Provincial government introduces legislation and advocates

Alberta’s new Health Act will finally come into force on January 1 2014 four years after it was passed in the provincial legislature. With it comes a health charter outlining the rights of Albertans in the provincial health system and three public advocates: a dedicated health advocate a seniors’ advocate and the already appointed mental health patient advocate.

“It is clear by the number of inquiries we receive each day that an advocate role would provide increased assistance to Albertans and their families in understanding how the health-care system works and how to navigate it” Health Minister Fred Horne announced in a press release.

George VanderBurg associate minister of seniors added that accessing services was a major issue during his recent tour of seniors’ facilities in the province.

Alberta Health spokesperson Matthew Grant says “with the growing number of Albertans… and with the growing number of services we heard that some people are finding it difficult to get a way-point into the system. And so what these advocates will be able to do is… ensure that they are directed to the appropriate place. They’ll help them navigate and they’ll also be able to take on certain questions and queries should the system not have the appropriate mechanism in place.”

MLA Heather Forsyth health critic for the Wildrose party argues the government should reduce the roadblocks in the health care system rather than appoint advocates to help people navigate it.

“What I’ve been told by Albertans is the fact that it’s the government that has made it difficult to navigate” Forsyth says. “I’m hearing just even to try to figure out where to order toilet paper is confusing let alone trying to find out about more important issues that are important to Albertans.
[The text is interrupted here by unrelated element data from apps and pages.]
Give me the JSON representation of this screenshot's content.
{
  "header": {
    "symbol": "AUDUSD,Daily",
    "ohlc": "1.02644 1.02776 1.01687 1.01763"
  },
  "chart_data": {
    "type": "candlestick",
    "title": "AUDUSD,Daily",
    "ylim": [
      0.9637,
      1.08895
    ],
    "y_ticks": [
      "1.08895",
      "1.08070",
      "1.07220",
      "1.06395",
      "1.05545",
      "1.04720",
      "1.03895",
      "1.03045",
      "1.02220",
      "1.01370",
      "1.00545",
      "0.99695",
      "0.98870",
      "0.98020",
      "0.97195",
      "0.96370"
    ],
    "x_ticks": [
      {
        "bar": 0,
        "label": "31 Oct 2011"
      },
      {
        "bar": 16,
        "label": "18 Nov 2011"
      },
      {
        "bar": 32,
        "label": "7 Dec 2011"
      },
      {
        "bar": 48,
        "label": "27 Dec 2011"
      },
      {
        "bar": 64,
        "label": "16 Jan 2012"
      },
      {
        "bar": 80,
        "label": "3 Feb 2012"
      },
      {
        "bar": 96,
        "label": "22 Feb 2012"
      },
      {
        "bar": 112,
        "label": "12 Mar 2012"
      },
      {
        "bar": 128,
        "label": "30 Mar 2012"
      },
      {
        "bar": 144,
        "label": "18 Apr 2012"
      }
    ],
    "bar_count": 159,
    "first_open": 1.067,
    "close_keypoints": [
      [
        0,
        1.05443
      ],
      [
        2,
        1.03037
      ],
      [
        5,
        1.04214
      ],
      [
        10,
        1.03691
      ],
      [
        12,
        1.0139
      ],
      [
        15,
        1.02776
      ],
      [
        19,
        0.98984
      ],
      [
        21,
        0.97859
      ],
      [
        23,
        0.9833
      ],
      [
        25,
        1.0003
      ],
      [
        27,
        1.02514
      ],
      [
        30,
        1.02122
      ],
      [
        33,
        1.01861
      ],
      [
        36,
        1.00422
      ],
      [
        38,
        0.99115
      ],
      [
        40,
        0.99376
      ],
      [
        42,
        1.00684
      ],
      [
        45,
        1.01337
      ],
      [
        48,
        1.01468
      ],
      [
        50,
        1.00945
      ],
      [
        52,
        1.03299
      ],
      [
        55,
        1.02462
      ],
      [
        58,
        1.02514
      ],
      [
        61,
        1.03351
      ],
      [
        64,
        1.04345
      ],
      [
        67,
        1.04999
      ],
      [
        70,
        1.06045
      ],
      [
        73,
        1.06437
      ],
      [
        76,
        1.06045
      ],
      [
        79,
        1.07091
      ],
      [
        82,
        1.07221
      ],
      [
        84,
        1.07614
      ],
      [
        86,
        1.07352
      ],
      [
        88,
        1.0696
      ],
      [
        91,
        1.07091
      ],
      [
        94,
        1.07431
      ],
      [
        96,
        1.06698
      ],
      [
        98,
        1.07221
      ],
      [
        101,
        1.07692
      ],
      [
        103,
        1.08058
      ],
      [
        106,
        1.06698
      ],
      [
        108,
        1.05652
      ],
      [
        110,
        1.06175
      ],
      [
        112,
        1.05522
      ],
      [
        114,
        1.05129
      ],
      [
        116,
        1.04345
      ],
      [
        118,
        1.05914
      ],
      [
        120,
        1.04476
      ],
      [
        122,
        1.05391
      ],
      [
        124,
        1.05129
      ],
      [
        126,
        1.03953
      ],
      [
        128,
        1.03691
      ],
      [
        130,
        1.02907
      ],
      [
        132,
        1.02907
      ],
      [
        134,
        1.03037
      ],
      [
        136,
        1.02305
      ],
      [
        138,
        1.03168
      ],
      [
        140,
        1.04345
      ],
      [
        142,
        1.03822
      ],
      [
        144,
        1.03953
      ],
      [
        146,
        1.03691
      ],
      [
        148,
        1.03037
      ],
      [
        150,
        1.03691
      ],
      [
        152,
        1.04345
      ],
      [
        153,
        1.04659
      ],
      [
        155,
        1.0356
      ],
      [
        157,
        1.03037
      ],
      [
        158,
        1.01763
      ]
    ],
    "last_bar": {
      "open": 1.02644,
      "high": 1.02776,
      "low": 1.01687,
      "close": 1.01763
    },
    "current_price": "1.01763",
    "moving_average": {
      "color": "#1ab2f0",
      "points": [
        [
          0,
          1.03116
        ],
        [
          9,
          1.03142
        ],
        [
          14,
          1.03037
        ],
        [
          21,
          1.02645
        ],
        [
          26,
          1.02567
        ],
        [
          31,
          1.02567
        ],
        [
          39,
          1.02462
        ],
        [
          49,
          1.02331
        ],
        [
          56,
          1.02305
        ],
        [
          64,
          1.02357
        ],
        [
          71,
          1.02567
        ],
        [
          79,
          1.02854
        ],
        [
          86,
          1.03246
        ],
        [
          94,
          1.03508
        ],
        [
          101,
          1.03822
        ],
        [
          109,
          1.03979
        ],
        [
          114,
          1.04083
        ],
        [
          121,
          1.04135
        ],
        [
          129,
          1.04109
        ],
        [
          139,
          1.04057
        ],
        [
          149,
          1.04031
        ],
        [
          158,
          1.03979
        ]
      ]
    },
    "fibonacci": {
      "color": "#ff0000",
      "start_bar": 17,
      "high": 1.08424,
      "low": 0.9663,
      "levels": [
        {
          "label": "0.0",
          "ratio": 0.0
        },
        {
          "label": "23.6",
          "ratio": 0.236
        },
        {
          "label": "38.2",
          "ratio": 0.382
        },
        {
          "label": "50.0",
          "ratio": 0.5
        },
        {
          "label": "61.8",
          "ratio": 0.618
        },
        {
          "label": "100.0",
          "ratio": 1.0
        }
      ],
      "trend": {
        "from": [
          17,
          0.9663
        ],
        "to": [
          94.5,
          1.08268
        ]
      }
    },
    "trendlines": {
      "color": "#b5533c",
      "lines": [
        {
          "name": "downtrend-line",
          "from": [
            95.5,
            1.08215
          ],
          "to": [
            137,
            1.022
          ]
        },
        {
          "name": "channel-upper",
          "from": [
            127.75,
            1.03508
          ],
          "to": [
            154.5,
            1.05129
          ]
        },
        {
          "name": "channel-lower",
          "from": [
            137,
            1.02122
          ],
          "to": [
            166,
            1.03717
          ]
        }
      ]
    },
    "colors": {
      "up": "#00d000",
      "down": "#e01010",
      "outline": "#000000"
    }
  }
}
It’s just chaotic and no one knows who to report to.

“They’re not dealing with the problems in the system. That’s access that’s opening up more OR spaces so more surgeries can be done that’s hiring more doctors…. The minister was very clear that this did not deal with access and that’s the number 1 concern with Albertans” says Forsyth.

The Alberta government has appointed a number of public advocates in recent years to deal with accessing government services and investigating problems. In addition to the three health-related advocates there is also a utilities consumer advocate child and youth advocate farmers advocate and property rights advocate.